Beijing is cutting tariffs on many US imports to meet its commitment to buy US200 billion in US products and services. Imports are also needed to face the coronavirus outbreak. Doubts remain about its ability to buy US.5 billion in agricultural products from the United States.
Beijing (AsiaNews/Agencies) – Despite the impact on its economy of the ongoing COVID-19 epidemic, China is going ahead with phase one of the trade agreement it reached with the United States last month.
The deal ends a trade war unleashed by the Trump administration in 2018, committing China to boost its purchases of US goods and services by US0 billion over two years, including US.5 billion in agricultural products in the first year, and more than US billion in energy products.
For its part, the US halved its 15 per cent additional tariff on US0 billion in Chinese imports to 7.5 per cent.
The Customs Tariff Commission of China’s State Council also announced on Friday a one-year tariff exemption on 55 imported products, including medical diagnostics equipment used in the fight against the coronavirus outbreak, starting 28 February.
The country’s healthcare system has been under heavy strains since the start of the COVID-19 outbreak, showing its limitations.
Earlier this week, Chinese authorities said they would lift tariffs on nearly 700 types of US goods, including temperature sensors used in the fight against the epidemic.
On 14 February, China further halved tariffs on US billion of American products imposed last year, including poultry.

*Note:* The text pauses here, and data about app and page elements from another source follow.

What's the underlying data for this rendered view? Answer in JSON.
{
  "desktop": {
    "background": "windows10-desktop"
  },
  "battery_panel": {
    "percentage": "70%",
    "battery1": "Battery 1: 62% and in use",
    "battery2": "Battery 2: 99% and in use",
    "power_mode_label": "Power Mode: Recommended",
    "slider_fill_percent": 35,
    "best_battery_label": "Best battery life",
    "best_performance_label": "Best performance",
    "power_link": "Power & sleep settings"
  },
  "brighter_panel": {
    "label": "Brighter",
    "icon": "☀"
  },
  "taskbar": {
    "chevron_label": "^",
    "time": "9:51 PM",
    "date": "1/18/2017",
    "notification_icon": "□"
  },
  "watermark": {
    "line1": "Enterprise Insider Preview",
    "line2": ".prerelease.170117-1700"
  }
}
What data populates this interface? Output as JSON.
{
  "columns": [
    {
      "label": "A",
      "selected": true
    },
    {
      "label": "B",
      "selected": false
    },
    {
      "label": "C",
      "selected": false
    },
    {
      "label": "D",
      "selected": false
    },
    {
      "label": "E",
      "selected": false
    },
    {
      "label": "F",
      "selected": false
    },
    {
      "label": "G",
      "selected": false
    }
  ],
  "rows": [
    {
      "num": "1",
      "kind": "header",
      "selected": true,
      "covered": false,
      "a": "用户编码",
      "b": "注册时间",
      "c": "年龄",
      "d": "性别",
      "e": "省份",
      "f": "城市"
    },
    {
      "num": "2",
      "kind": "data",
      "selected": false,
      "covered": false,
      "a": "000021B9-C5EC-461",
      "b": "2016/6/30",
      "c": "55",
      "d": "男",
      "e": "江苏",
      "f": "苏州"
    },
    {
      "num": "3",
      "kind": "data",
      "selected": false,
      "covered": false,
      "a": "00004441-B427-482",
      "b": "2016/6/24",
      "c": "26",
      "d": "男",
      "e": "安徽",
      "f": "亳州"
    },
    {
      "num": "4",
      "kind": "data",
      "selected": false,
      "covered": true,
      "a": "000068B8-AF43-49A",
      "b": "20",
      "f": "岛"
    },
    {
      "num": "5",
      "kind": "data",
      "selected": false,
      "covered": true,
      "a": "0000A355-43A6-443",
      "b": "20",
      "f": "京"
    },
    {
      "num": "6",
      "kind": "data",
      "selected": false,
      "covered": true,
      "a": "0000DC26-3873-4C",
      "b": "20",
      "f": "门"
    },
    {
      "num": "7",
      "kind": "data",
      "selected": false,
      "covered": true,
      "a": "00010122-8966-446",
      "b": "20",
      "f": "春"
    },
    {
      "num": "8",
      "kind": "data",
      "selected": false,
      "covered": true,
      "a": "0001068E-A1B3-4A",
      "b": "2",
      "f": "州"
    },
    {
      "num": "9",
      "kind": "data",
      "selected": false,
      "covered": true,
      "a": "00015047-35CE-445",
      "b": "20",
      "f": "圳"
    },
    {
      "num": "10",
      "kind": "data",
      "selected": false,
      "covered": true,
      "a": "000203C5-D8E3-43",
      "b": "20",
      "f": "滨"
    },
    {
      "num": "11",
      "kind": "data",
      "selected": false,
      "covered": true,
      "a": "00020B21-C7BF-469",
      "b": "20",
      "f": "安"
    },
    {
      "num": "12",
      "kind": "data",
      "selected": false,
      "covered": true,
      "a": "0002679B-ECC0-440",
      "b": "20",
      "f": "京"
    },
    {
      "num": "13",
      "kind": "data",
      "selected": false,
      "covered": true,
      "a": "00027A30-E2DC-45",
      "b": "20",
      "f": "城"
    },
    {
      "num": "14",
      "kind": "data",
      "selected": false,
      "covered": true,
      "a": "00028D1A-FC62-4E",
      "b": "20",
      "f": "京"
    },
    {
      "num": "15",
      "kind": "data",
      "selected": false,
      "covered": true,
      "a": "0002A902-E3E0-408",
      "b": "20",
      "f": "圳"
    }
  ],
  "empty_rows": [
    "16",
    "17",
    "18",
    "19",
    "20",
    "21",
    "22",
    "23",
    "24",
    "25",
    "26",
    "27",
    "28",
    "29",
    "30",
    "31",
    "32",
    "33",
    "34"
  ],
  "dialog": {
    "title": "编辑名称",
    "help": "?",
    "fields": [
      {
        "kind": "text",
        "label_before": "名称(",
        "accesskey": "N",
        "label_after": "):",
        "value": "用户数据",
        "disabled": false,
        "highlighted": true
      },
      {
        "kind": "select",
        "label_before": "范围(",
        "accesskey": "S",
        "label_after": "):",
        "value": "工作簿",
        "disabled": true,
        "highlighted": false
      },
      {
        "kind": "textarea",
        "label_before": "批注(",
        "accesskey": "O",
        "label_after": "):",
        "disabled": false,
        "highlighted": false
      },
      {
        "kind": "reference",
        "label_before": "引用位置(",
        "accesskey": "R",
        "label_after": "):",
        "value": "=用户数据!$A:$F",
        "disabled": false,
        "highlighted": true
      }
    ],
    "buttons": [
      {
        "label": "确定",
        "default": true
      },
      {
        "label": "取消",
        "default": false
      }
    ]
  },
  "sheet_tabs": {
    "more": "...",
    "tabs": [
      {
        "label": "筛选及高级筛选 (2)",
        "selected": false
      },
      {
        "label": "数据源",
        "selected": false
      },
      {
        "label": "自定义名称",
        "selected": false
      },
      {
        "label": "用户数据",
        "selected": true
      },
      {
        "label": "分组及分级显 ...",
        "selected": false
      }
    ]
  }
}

China’s own poultry industry is susceptible to the H5N1 bird flu.
China thus hopes Chinese companies will buy US products, provided they make the necessary market assessments before making their purchases.
In theory, Beijing could invoke the emergency situation to defer the trade agreement with the US. But fear that Trump might retaliate appears to underscore its decision to maintain its commitments.
China also needs imports since the lockdown on many economic activities imposed by the authorities in recent weeks prevent domestic businesses from meeting local demand.
However, the US Department of Agriculture estimates that China might be able to increase its agricultural purchases by only US billion between now and September and so might not be able to fulfill its promise.